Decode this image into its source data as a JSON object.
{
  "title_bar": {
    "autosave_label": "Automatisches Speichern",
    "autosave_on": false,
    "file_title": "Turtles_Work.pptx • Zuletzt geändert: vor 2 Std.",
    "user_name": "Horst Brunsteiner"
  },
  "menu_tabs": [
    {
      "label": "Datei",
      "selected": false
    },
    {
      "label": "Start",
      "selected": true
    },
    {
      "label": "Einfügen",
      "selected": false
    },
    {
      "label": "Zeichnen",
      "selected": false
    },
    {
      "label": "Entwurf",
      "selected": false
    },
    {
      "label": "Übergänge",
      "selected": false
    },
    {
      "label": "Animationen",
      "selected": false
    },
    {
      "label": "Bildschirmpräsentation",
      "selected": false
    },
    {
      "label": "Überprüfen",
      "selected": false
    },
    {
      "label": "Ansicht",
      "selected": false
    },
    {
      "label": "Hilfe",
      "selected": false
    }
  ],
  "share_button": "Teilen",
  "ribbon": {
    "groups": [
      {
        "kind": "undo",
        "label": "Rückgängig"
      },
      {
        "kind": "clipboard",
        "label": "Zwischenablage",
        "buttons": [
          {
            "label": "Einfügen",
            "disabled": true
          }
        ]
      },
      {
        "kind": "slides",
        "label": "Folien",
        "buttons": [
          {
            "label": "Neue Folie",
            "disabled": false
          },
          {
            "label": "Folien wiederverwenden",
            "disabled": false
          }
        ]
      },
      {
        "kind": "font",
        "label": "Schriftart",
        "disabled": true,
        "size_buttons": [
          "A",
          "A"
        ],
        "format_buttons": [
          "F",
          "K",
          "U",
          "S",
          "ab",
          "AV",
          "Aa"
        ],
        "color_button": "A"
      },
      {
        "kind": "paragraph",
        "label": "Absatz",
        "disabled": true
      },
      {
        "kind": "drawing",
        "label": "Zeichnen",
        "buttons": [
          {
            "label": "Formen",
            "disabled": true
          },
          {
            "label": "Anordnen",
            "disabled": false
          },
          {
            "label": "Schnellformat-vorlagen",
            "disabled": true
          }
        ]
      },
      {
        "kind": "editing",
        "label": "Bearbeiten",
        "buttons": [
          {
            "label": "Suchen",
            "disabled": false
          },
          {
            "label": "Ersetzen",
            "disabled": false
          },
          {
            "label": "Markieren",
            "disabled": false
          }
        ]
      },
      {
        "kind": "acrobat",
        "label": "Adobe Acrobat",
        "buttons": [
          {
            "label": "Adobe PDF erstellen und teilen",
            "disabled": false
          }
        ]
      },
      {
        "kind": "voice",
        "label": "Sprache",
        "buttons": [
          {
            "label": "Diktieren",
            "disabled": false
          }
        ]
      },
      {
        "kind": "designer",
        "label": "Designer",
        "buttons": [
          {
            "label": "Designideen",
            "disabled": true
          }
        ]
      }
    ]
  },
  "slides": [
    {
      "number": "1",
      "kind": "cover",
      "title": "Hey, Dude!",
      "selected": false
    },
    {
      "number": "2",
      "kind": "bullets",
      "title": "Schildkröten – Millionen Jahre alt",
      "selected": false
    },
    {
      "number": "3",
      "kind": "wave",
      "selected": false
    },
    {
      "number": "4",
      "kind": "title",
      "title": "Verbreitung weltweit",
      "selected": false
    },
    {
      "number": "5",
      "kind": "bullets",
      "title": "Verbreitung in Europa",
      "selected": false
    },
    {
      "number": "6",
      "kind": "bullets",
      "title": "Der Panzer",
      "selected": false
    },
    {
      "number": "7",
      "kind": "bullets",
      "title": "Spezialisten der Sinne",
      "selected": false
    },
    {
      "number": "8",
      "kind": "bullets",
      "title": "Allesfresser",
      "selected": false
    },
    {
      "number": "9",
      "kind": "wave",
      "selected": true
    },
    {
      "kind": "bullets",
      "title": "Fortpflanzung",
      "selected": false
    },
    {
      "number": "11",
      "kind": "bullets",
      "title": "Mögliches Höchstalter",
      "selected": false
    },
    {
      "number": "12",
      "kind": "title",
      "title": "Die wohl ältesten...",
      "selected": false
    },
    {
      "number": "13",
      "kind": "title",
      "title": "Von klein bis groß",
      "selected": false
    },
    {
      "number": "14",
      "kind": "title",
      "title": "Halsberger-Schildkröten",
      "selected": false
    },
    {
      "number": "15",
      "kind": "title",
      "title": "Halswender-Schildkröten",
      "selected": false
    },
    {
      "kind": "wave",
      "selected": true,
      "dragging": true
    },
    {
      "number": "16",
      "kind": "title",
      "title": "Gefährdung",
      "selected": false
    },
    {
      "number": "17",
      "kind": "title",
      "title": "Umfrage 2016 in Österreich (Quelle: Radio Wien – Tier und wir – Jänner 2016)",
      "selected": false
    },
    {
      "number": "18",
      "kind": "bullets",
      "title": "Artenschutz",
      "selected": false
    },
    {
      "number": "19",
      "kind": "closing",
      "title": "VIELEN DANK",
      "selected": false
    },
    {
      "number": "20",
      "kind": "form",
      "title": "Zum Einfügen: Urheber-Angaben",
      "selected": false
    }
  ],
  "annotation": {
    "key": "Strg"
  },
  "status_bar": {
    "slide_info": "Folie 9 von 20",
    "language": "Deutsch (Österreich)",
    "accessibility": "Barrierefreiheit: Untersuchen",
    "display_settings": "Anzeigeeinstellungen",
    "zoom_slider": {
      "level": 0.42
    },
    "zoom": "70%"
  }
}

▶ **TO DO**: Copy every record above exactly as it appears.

▶ **EXPECTED ANSWER**:
Decode this image into its source data as a JSON object.
{
  "title_bar": {
    "autosave_label": "Automatisches Speichern",
    "autosave_on": false,
    "file_title": "Turtles_Work.pptx • Zuletzt geändert: vor 2 Std.",
    "user_name": "Horst Brunsteiner"
  },
  "menu_tabs": [
    {
      "label": "Datei",
      "selected": false
    },
    {
      "label": "Start",
      "selected": true
    },
    {
      "label": "Einfügen",
      "selected": false
    },
    {
      "label": "Zeichnen",
      "selected": false
    },
    {
      "label": "Entwurf",
      "selected": false
    },
    {
      "label": "Übergänge",
      "selected": false
    },
    {
      "label": "Animationen",
      "selected": false
    },
    {
      "label": "Bildschirmpräsentation",
      "selected": false
    },
    {
      "label": "Überprüfen",
      "selected": false
    },
    {
      "label": "Ansicht",
      "selected": false
    },
    {
      "label": "Hilfe",
      "selected": false
    }
  ],
  "share_button": "Teilen",
  "ribbon": {
    "groups": [
      {
        "kind": "undo",
        "label": "Rückgängig"
      },
      {
        "kind": "clipboard",
        "label": "Zwischenablage",
        "buttons": [
          {
            "label": "Einfügen",
            "disabled": true
          }
        ]
      },
      {
        "kind": "slides",
        "label": "Folien",
        "buttons": [
          {
            "label": "Neue Folie",
            "disabled": false
          },
          {
            "label": "Folien wiederverwenden",
            "disabled": false
          }
        ]
      },
      {
        "kind": "font",
        "label": "Schriftart",
        "disabled": true,
        "size_buttons": [
          "A",
          "A"
        ],
        "format_buttons": [
          "F",
          "K",
          "U",
          "S",
          "ab",
          "AV",
          "Aa"
        ],
        "color_button": "A"
      },
      {
        "kind": "paragraph",
        "label": "Absatz",
        "disabled": true
      },
      {
        "kind": "drawing",
        "label": "Zeichnen",
        "buttons": [
          {
            "label": "Formen",
            "disabled": true
          },
          {
            "label": "Anordnen",
            "disabled": false
          },
          {
            "label": "Schnellformat-vorlagen",
            "disabled": true
          }
        ]
      },
      {
        "kind": "editing",
        "label": "Bearbeiten",
        "buttons": [
          {
            "label": "Suchen",
            "disabled": false
          },
          {
            "label": "Ersetzen",
            "disabled": false
          },
          {
            "label": "Markieren",
            "disabled": false
          }
        ]
      },
      {
        "kind": "acrobat",
        "label": "Adobe Acrobat",
        "buttons": [
          {
            "label": "Adobe PDF erstellen und teilen",
            "disabled": false
          }
        ]
      },
      {
        "kind": "voice",
        "label": "Sprache",
        "buttons": [
          {
            "label": "Diktieren",
            "disabled": false
          }
        ]
      },
      {
        "kind": "designer",
        "label": "Designer",
        "buttons": [
          {
            "label": "Designideen",
            "disabled": true
          }
        ]
      }
    ]
  },
  "slides": [
    {
      "number": "1",
      "kind": "cover",
      "title": "Hey, Dude!",
      "selected": false
    },
    {
      "number": "2",
      "kind": "bullets",
      "title": "Schildkröten – Millionen Jahre alt",
      "selected": false
    },
    {
      "number": "3",
      "kind": "wave",
      "selected": false
    },
    {
      "number": "4",
      "kind": "title",
      "title": "Verbreitung weltweit",
      "selected": false
    },
    {
      "number": "5",
      "kind": "bullets",
      "title": "Verbreitung in Europa",
      "selected": false
    },
    {
      "number": "6",
      "kind": "bullets",
      "title": "Der Panzer",
      "selected": false
    },
    {
      "number": "7",
      "kind": "bullets",
      "title": "Spezialisten der Sinne",
      "selected": false
    },
    {
      "number": "8",
      "kind": "bullets",
      "title": "Allesfresser",
      "selected": false
    },
    {
      "number": "9",
      "kind": "wave",
      "selected": true
    },
    {
      "kind": "bullets",
      "title": "Fortpflanzung",
      "selected": false
    },
    {
      "number": "11",
      "kind": "bullets",
      "title": "Mögliches Höchstalter",
      "selected": false
    },
    {
      "number": "12",
      "kind": "title",
      "title": "Die wohl ältesten...",
      "selected": false
    },
    {
      "number": "13",
      "kind": "title",
      "title": "Von klein bis groß",
      "selected": false
    },
    {
      "number": "14",
      "kind": "title",
      "title": "Halsberger-Schildkröten",
      "selected": false
    },
    {
      "number": "15",
      "kind": "title",
      "title": "Halswender-Schildkröten",
      "selected": false
    },
    {
      "kind": "wave",
      "selected": true,
      "dragging": true
    },
    {
      "number": "16",
      "kind": "title",
      "title": "Gefährdung",
      "selected": false
    },
    {
      "number": "17",
      "kind": "title",
      "title": "Umfrage 2016 in Österreich (Quelle: Radio Wien – Tier und wir – Jänner 2016)",
      "selected": false
    },
    {
      "number": "18",
      "kind": "bullets",
      "title": "Artenschutz",
      "selected": false
    },
    {
      "number": "19",
      "kind": "closing",
      "title": "VIELEN DANK",
      "selected": false
    },
    {
      "number": "20",
      "kind": "form",
      "title": "Zum Einfügen: Urheber-Angaben",
      "selected": false
    }
  ],
  "annotation": {
    "key": "Strg"
  },
  "status_bar": {
    "slide_info": "Folie 9 von 20",
    "language": "Deutsch (Österreich)",
    "accessibility": "Barrierefreiheit: Untersuchen",
    "display_settings": "Anzeigeeinstellungen",
    "zoom_slider": {
      "level": 0.42
    },
    "zoom": "70%"
  }
}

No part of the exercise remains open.